Mexican Gray Wolf

STATUSEndangered

COMMON NAME (SCIENTIFIC NAME)Canis lupis baileyi

DIETElk, white-tailed deer, mule deer, javelinas, rabbits, ground squirrels, and mice.

RANGEArizona, New Mexico, and Mexico

HABITATMountain woodlands, grasslands, and scrublands

Mexican Gray Wolf

Mexican gray wolves are the smallest gray wolf subspecies in North America and are approximately half of the size of the North American gray wolf. Males are slightly larger than females. Despite the name “gray” wolf, their coats are a mix of gray, rust, brown, black and cream. They tend to have darker colored backs and lighter colored bellies.

Range: Historic Range: Western Texas, New Mexico, Arizona, Colorado, Utah and Mexico. Current Range: re- introduced into areas of Arizona , New Mexico and the Sierra Madre Occidentalis in Mexico.

Diet:  elk, white-tailed deer, and mule deer, as well as javelinas, rabbits, ground squirrels, and mice.

Life Cycle/ Social Structure Mexican gray wolves are social animals and live in packs, usually with an alpha breeding pair and their offspring. Mating season is between mid-February to mid-March and after a 63-day gestation period, a litter of 4 – 7 pups is born blind and helpless. The subordinates in the pack will help raise the pups, who will become mature at 10 months of age.
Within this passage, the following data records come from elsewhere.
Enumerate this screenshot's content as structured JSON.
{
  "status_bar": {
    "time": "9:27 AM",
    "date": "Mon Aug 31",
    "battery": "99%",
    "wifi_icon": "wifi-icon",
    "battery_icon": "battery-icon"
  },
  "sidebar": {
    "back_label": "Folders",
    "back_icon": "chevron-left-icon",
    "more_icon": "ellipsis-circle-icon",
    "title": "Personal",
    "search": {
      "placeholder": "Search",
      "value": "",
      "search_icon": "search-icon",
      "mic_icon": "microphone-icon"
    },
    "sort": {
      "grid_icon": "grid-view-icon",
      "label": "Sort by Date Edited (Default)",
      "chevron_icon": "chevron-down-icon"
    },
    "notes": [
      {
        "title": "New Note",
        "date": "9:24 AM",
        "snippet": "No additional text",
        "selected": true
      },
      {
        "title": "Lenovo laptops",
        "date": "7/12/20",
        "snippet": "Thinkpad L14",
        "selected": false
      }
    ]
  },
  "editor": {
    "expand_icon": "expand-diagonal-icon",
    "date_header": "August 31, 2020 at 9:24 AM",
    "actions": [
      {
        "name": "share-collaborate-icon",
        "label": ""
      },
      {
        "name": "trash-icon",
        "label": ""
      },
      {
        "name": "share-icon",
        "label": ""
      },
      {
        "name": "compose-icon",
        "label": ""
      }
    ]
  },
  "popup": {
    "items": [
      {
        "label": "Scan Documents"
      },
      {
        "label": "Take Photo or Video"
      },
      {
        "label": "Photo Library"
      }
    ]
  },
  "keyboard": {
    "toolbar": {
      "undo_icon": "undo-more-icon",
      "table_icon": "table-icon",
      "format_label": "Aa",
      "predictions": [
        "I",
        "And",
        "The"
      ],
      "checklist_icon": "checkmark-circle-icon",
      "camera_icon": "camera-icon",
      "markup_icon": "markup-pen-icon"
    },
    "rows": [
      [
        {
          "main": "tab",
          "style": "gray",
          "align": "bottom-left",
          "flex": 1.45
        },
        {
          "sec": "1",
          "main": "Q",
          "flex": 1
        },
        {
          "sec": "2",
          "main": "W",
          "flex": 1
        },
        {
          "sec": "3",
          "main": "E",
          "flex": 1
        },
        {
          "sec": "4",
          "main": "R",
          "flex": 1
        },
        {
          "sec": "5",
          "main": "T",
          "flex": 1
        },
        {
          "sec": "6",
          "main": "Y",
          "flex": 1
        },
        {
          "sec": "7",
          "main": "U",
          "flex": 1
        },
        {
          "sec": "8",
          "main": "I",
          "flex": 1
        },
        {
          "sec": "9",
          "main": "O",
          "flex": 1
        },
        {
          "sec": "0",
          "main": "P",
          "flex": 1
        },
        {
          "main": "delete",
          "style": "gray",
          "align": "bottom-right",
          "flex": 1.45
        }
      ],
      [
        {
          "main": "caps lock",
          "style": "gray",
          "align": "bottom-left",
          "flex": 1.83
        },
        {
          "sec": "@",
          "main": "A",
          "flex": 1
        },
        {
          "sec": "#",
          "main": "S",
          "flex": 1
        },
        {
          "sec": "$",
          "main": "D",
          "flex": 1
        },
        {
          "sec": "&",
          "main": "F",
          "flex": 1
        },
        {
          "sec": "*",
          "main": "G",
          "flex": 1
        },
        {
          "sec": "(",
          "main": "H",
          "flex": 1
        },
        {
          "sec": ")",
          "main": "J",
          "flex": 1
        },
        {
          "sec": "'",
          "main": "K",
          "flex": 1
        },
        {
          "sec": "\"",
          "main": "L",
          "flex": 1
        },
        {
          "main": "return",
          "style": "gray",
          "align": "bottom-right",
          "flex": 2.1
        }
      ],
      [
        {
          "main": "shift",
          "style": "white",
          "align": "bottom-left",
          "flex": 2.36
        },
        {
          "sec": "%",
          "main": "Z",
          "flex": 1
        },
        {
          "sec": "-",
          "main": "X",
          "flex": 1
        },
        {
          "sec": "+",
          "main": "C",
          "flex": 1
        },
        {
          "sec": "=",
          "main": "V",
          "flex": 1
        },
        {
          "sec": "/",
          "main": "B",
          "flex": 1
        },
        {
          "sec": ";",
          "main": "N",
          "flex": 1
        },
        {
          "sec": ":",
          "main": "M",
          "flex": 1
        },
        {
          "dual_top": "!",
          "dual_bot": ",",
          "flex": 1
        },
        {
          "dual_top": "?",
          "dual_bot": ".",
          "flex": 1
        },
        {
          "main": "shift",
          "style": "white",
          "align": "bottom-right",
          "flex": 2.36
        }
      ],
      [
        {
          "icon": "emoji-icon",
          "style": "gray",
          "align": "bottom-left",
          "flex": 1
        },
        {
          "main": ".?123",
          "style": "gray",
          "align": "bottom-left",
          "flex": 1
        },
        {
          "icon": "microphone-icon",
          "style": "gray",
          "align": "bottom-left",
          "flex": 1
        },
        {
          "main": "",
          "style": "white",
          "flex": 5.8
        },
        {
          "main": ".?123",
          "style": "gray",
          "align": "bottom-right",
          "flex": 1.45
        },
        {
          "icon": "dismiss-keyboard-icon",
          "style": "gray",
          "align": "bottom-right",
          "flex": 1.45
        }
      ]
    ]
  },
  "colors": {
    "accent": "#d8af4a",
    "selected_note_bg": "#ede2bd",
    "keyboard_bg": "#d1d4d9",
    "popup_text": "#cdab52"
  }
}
Wolves communicate through scent-marking, body language and vocalizations, including howling.